substantive suit would resolve the issues raised by the
declaratory judgment action, the declaratory judgment action
serves no useful purpose because the controversy has ripened
and the uncertainty and anticipation of litigation are
alleviated.” McGrath, 2009 WL 2508216, at *2
(internal quotations omitted) (citing Tempco Elec. Heater
Corp. v. Omega Eng'g, Inc., 819 F.2d 746, 749 (7th
Cir. 1987); Amari v. Radio Spirits, Inc., 219
F.Supp.2d 942, 944 (N.D. Ill. 2002))
has interpreted this standard to mean that its counterclaim
here must be identical to Plaintiffs' Motion for Pro Supp
in order to be disallowed. In support, Westfield relies upon
this Court's analysis in DMH Holdings where the
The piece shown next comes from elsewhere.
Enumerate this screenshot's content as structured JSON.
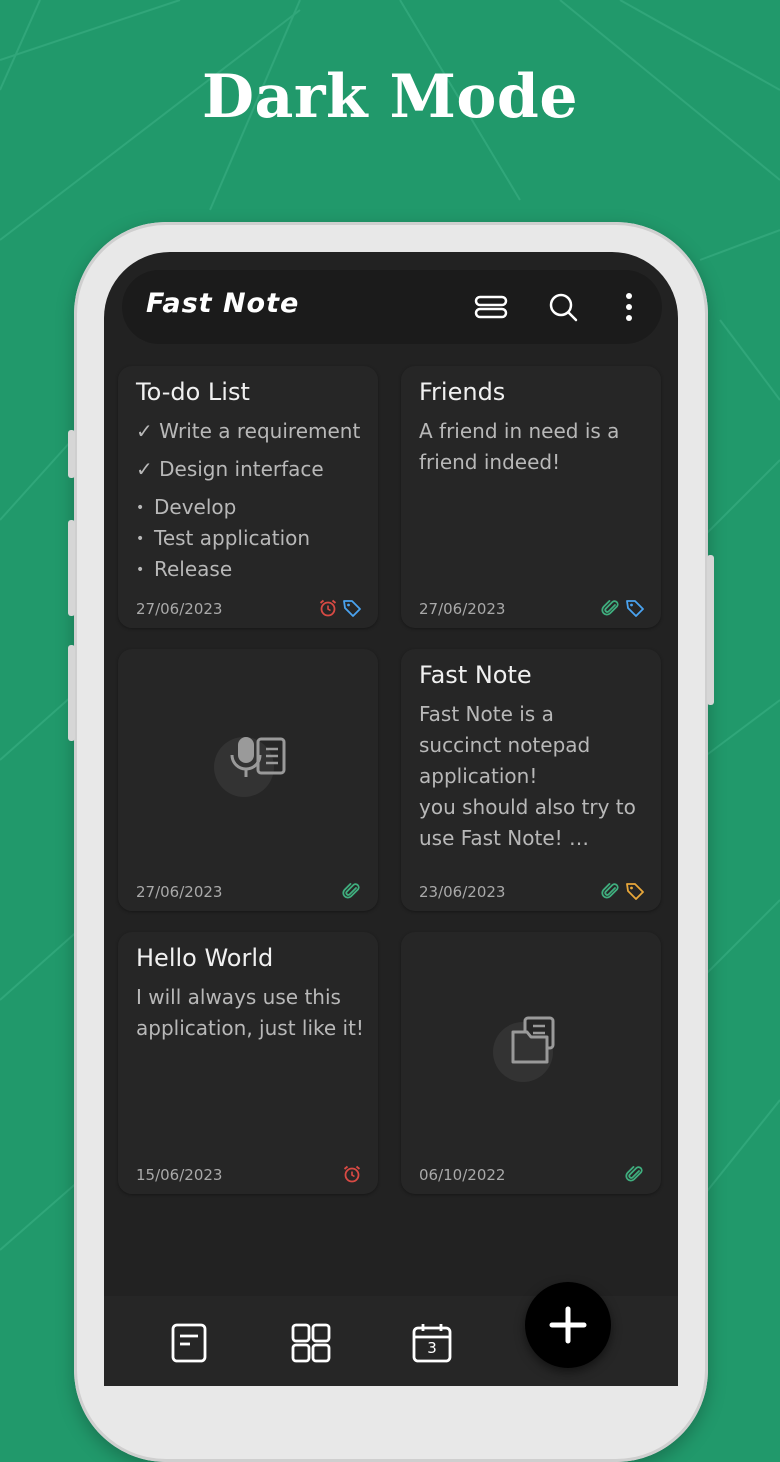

Court struck a counterclaim as redundant. 2013 WL 683493, at
*4. After reaching that conclusion, the Court stated that
“[a] paragraph-by-paragraph comparison of the opposing
declarations is illustrative.” Id. The
Court's analysis then reflects just such a comparison.
Id. at *4-*5. Despite conducting the
paragraph-by-paragraph comparison, the Court relies on the
legal standard that a declaratory judgment claim should be
stricken if it is repetitious. Nowhere does the Court suggest
that the claim has to be identical or that a
paragraph-by-paragraph analysis is required. Rather, the
question of whether to strike the declaratory judgment claim
in DMH Holdings was easily resolved by such a direct